## EXERCISE
Repeat the data below exactly. Include each line.

## MATERIAL PROVIDED
┌──

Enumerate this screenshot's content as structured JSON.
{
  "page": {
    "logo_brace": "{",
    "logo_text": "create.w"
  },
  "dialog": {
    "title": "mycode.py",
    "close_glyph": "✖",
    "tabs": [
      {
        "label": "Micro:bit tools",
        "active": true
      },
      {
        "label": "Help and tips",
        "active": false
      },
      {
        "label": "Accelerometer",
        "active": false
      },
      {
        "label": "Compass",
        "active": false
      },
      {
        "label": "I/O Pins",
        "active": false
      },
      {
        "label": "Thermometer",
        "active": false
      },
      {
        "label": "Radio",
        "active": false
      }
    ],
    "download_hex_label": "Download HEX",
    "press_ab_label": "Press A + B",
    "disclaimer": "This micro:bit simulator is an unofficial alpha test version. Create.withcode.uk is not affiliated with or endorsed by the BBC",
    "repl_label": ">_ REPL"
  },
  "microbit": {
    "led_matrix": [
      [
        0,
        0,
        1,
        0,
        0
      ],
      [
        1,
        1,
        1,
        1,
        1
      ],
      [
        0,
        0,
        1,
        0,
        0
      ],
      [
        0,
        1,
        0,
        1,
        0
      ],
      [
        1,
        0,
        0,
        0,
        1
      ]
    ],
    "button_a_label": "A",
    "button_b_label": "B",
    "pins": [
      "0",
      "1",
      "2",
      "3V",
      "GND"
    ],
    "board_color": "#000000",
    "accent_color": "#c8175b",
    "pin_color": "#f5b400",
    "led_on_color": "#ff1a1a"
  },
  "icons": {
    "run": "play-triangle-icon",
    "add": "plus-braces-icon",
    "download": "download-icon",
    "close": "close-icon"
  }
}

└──

## THE ANSWER
Enumerate this screenshot's content as structured JSON.
{
  "page": {
    "logo_brace": "{",
    "logo_text": "create.w"
  },
  "dialog": {
    "title": "mycode.py",
    "close_glyph": "✖",
    "tabs": [
      {
        "label": "Micro:bit tools",
        "active": true
      },
      {
        "label": "Help and tips",
        "active": false
      },
      {
        "label": "Accelerometer",
        "active": false
      },
      {
        "label": "Compass",
        "active": false
      },
      {
        "label": "I/O Pins",
        "active": false
      },
      {
        "label": "Thermometer",
        "active": false
      },
      {
        "label": "Radio",
        "active": false
      }
    ],
    "download_hex_label": "Download HEX",
    "press_ab_label": "Press A + B",
    "disclaimer": "This micro:bit simulator is an unofficial alpha test version. Create.withcode.uk is not affiliated with or endorsed by the BBC",
    "repl_label": ">_ REPL"
  },
  "microbit": {
    "led_matrix": [
      [
        0,
        0,
        1,
        0,
        0
      ],
      [
        1,
        1,
        1,
        1,
        1
      ],
      [
        0,
        0,
        1,
        0,
        0
      ],
      [
        0,
        1,
        0,
        1,
        0
      ],
      [
        1,
        0,
        0,
        0,
        1
      ]
    ],
    "button_a_label": "A",
    "button_b_label": "B",
    "pins": [
      "0",
      "1",
      "2",
      "3V",
      "GND"
    ],
    "board_color": "#000000",
    "accent_color": "#c8175b",
    "pin_color": "#f5b400",
    "led_on_color": "#ff1a1a"
  },
  "icons": {
    "run": "play-triangle-icon",
    "add": "plus-braces-icon",
    "download": "download-icon",
    "close": "close-icon"
  }
}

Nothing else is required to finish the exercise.